Exercise objective –
Return the lines below that carry the word "JSON".

Data extract –
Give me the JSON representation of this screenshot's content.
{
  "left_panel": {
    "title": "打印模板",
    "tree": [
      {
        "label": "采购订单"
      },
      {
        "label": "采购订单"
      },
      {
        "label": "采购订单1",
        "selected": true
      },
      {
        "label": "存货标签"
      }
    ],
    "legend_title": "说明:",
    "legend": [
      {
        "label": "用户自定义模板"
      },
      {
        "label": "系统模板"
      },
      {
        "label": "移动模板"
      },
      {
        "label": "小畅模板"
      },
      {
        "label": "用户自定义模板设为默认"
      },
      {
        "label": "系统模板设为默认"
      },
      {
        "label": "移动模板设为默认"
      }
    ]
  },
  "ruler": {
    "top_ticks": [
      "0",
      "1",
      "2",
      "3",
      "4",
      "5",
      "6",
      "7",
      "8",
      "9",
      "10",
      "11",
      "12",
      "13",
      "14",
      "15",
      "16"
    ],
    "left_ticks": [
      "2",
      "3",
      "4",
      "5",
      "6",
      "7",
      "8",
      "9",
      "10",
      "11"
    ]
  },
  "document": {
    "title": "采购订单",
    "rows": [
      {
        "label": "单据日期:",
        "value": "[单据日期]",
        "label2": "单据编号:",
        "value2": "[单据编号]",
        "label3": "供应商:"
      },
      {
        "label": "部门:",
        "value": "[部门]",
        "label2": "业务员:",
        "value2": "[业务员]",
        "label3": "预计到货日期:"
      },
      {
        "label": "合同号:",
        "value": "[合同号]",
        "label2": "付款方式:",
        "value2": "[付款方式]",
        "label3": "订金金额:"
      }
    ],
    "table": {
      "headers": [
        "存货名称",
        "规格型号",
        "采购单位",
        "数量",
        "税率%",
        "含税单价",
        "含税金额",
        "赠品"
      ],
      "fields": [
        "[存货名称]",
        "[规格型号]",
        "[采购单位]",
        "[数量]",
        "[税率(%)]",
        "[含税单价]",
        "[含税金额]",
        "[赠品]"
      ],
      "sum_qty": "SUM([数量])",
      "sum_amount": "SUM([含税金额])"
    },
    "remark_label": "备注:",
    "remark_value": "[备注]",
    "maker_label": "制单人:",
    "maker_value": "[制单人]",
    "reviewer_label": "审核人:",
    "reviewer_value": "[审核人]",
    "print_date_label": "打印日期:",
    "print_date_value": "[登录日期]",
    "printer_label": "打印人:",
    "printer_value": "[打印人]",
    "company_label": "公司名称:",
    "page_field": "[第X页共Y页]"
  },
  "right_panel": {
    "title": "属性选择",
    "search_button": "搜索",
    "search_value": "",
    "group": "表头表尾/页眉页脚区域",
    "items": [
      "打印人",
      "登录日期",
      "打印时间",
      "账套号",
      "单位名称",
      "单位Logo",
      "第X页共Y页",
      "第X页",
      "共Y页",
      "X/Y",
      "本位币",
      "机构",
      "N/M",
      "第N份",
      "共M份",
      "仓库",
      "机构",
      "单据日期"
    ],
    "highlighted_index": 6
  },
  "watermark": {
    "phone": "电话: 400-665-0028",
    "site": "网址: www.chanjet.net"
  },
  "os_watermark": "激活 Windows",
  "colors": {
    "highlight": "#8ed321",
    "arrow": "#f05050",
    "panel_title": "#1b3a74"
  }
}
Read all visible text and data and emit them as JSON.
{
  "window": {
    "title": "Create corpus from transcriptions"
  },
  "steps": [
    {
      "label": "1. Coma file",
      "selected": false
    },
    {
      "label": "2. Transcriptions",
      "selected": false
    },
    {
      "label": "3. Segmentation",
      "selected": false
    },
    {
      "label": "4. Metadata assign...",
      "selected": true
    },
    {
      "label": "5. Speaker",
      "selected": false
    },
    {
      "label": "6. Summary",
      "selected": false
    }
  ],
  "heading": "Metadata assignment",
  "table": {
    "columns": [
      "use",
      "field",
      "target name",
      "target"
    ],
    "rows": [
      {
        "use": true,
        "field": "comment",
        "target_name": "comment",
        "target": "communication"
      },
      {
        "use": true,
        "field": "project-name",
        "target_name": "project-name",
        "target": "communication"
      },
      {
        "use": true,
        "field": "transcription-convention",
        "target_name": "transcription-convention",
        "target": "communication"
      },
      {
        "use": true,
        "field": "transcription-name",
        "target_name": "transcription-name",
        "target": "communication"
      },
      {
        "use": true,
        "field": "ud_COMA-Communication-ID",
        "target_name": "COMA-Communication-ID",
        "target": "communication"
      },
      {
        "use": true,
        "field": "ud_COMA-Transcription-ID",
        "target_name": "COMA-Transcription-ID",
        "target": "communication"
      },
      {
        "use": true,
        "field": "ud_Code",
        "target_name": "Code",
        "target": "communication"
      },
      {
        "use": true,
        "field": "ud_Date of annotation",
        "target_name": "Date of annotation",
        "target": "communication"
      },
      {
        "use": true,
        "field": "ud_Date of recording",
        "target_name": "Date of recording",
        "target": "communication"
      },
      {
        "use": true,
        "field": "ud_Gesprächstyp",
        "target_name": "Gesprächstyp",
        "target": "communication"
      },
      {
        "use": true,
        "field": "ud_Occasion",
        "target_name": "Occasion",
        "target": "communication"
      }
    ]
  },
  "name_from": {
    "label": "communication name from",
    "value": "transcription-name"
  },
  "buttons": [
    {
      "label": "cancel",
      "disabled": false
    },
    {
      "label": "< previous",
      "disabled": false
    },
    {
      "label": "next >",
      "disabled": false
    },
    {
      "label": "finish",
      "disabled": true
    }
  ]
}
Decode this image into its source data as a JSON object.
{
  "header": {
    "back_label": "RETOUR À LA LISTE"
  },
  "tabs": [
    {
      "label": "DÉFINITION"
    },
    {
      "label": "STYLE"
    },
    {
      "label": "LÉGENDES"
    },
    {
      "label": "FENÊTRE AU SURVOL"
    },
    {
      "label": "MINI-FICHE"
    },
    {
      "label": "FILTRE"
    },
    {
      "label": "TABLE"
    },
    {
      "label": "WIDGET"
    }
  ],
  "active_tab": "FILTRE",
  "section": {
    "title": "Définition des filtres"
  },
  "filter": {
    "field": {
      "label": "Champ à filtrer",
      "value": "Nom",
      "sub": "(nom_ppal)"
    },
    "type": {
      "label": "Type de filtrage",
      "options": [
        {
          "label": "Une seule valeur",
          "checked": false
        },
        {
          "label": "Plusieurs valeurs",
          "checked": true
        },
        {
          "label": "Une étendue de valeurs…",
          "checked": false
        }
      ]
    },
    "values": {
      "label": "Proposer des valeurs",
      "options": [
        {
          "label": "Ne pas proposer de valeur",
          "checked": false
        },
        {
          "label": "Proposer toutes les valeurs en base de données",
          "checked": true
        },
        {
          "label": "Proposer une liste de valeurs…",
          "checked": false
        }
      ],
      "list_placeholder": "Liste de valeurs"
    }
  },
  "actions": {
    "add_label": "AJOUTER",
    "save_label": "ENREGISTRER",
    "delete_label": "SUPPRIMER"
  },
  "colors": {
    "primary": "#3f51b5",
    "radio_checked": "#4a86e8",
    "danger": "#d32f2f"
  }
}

Your response –
Give me the JSON representation of this screenshot's content.
Read all visible text and data and emit them as JSON.
Decode this image into its source data as a JSON object.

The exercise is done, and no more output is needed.